[WHAT TO DO] Keep only the lines that hold the string "streaming", filtering out the rest of the entries below.

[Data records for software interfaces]
________

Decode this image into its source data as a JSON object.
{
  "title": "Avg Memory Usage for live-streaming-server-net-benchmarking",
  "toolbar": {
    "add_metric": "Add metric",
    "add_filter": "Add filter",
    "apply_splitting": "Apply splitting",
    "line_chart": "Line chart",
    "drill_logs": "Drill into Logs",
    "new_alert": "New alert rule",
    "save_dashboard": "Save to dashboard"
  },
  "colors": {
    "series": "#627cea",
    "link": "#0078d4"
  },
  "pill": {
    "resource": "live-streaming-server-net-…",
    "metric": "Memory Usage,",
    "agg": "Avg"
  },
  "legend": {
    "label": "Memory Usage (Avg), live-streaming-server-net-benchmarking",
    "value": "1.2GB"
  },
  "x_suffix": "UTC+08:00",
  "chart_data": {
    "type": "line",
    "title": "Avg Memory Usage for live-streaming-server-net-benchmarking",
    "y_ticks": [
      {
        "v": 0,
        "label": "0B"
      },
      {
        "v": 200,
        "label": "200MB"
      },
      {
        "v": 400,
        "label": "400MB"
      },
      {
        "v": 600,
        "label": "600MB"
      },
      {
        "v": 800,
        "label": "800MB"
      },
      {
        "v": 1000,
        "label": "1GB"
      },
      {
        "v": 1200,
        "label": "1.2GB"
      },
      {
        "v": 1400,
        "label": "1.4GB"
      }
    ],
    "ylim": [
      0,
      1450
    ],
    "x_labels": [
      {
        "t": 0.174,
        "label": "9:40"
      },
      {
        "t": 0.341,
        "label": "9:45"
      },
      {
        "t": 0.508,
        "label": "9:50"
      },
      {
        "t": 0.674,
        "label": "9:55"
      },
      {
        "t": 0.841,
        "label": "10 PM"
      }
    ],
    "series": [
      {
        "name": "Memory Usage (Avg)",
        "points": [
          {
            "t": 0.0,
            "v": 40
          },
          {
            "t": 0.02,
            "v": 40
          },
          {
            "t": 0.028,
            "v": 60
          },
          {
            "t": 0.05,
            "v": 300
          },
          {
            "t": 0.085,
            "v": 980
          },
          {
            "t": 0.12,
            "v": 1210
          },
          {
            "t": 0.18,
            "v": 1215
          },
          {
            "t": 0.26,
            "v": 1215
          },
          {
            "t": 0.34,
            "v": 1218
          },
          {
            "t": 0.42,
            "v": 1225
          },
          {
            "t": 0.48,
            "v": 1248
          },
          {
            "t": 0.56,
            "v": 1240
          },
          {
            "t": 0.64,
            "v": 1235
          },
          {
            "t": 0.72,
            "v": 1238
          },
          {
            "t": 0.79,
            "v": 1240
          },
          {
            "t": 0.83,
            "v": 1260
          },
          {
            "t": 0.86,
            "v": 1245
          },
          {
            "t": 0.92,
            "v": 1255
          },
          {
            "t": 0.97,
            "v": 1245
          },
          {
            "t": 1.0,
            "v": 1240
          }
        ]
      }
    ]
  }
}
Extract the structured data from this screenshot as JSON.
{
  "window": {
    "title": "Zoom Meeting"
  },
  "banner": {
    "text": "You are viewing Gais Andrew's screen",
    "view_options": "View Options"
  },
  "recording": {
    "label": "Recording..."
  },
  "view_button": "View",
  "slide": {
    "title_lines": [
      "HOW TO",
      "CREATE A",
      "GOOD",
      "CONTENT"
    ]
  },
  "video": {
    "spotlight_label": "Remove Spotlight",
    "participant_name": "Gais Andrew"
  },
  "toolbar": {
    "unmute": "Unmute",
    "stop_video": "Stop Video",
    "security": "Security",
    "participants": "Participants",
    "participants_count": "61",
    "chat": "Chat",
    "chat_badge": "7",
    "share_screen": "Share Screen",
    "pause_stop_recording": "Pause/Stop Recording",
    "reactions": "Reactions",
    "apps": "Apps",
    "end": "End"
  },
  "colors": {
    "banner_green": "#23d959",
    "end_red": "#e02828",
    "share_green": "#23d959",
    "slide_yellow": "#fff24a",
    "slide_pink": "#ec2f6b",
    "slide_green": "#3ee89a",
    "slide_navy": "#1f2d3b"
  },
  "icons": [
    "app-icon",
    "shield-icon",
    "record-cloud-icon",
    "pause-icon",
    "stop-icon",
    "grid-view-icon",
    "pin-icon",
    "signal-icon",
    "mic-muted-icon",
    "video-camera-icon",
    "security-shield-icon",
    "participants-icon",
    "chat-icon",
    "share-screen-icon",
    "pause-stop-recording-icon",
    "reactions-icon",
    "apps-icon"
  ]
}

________

[SOLUTION]
  "title": "Avg Memory Usage for live-streaming-server-net-benchmarking",
    "resource": "live-streaming-server-net-…",
    "label": "Memory Usage (Avg), live-streaming-server-net-benchmarking",
    "title": "Avg Memory Usage for live-streaming-server-net-benchmarking",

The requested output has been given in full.